Categories: PLC, Solution Tree

It was one of those wonderful mid-fall afternoons as I walked to my car, crossing the quad of the university campus. Tree colors were just starting to appear, and the air had that rare “higher temperatures than normal with crispness” smell.

I took off my suit jacket as I approached the car with this intense feeling I had done this very act of taking off my suit jacket and getting into my car, many times before. I had this awareness too that those moments had always left me feeling a bit empty. It was a feeling similar to the one you sense right after spending hours with friends and family, saying goodbye, going on your way, but feeling a bit homesick for them immediately.
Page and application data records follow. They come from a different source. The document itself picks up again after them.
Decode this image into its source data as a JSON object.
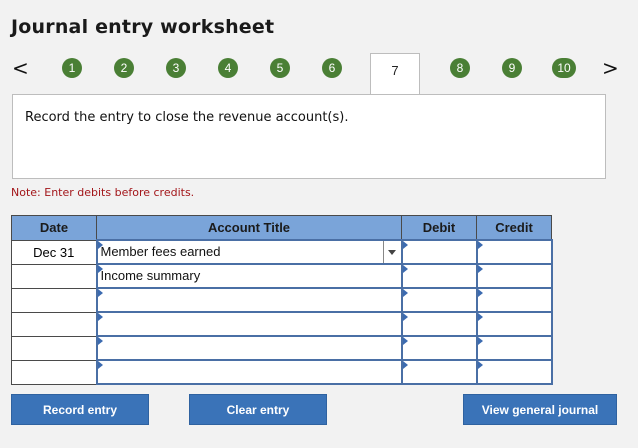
{
  "title": "Journal entry worksheet",
  "nav": {
    "prev_label": "<",
    "next_label": ">",
    "steps": [
      "1",
      "2",
      "3",
      "4",
      "5",
      "6",
      "7",
      "8",
      "9",
      "10"
    ],
    "active_step": "7"
  },
  "instruction": "Record the entry to close the revenue account(s).",
  "note": "Note: Enter debits before credits.",
  "table": {
    "headers": {
      "date": "Date",
      "account": "Account Title",
      "debit": "Debit",
      "credit": "Credit"
    },
    "rows": [
      {
        "date": "Dec 31",
        "account": "Member fees earned",
        "debit": "",
        "credit": ""
      },
      {
        "date": "",
        "account": "Income summary",
        "debit": "",
        "credit": ""
      },
      {
        "date": "",
        "account": "",
        "debit": "",
        "credit": ""
      },
      {
        "date": "",
        "account": "",
        "debit": "",
        "credit": ""
      },
      {
        "date": "",
        "account": "",
        "debit": "",
        "credit": ""
      },
      {
        "date": "",
        "account": "",
        "debit": "",
        "credit": ""
      }
    ]
  },
  "buttons": {
    "record": "Record entry",
    "clear": "Clear entry",
    "view": "View general journal"
  },
  "colors": {
    "step_green": "#4a7f35",
    "header_blue": "#7aa4d9",
    "button_blue": "#3a73b8",
    "note_red": "#a3161a"
  }
}
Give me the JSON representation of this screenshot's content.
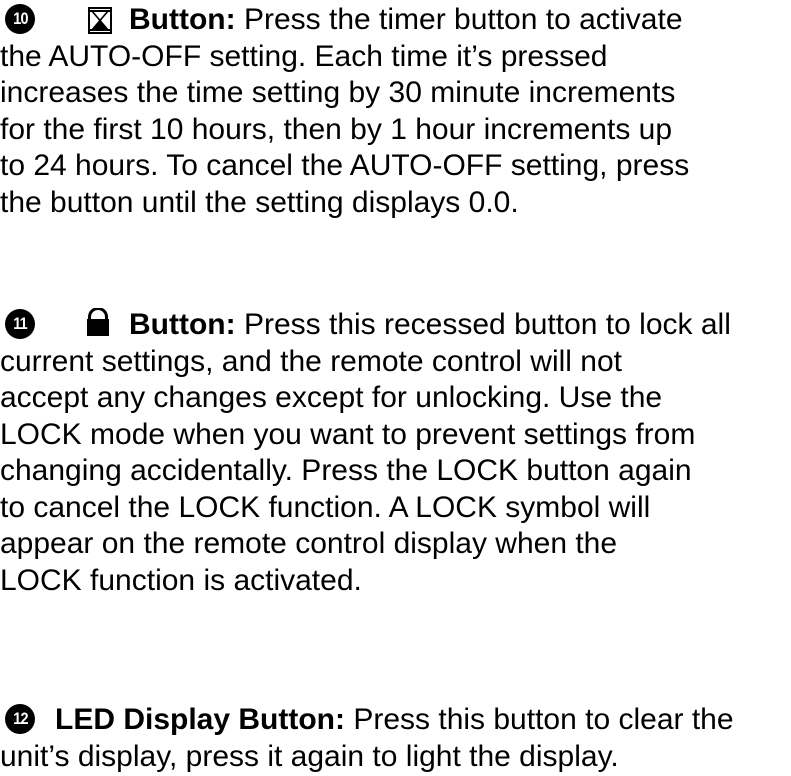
{
  "items": [
    {
      "number": "10",
      "icon": "hourglass-timer-icon",
      "lead": "Button:",
      "first_line_rest": " Press the timer button to activate",
      "lines": [
        "the AUTO-OFF setting. Each time it’s pressed",
        "increases the time setting by 30 minute increments",
        "for the first 10 hours, then by 1 hour increments up",
        "to 24 hours. To cancel the AUTO-OFF setting, press",
        "the button until the setting displays 0.0."
      ]
    },
    {
      "number": "11",
      "icon": "lock-icon",
      "lead": "Button:",
      "first_line_rest": " Press this recessed button to lock all",
      "lines": [
        "current settings, and the remote control will not",
        "accept any changes except for unlocking. Use the",
        "LOCK mode when you want to prevent settings from",
        "changing accidentally. Press the LOCK button again",
        "to cancel the LOCK function. A LOCK symbol will",
        "appear on the remote control display when the",
        "LOCK function is activated."
      ]
    },
    {
      "number": "12",
      "lead": "LED Display Button:",
      "first_line_rest": " Press this button to clear the",
      "lines": [
        "unit’s display, press it again to light the display."
      ]
    }
  ]
}
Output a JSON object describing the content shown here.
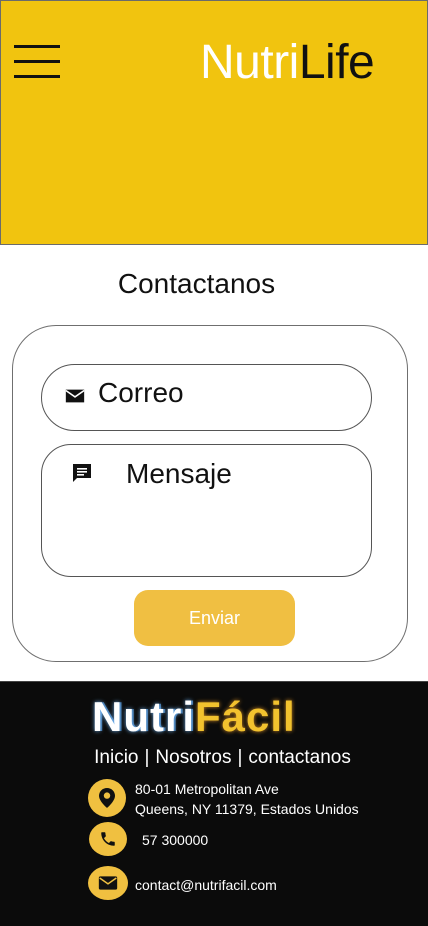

Read more

Getting no help, not enough time, falling behind, overwhelmed

Be Mindful of your HEART!

Categories: PLC, Social and Emotional Learning (SEL)

Based on HEART! Fully Forming Your Professional Life as a Teacher and Leader

In Atlanta, Georgia on February 4th, 1968, as part of his message, The Drum Major Instinct, Martin Luther King stated:

Everybody can be great. Because anybody can serve…You only need a heart full of grace. A soul generated by love.

Last week, I was working in the southwestern section of the state of Washington. I was about one hour into a 3-hour professional development session with a group of K-8 teachers and leaders, and I was not receiving a “heart full of grace” from one of the grade level teacher leaders. Read more

Reaching the peak

Urgent: Reaching For The Summit!

Categories: Mathematics

Three weeks ago, as the school year was starting, I had the opportunity to work in a Midwest high poverty middle school with the mathematics department and team of teachers. There were 16 total teachers grades 6-8 and all were very hardworking and caring professionals.

Only they had one major problem: There was very little evidence of improved student learning over the past 5 years.   Read more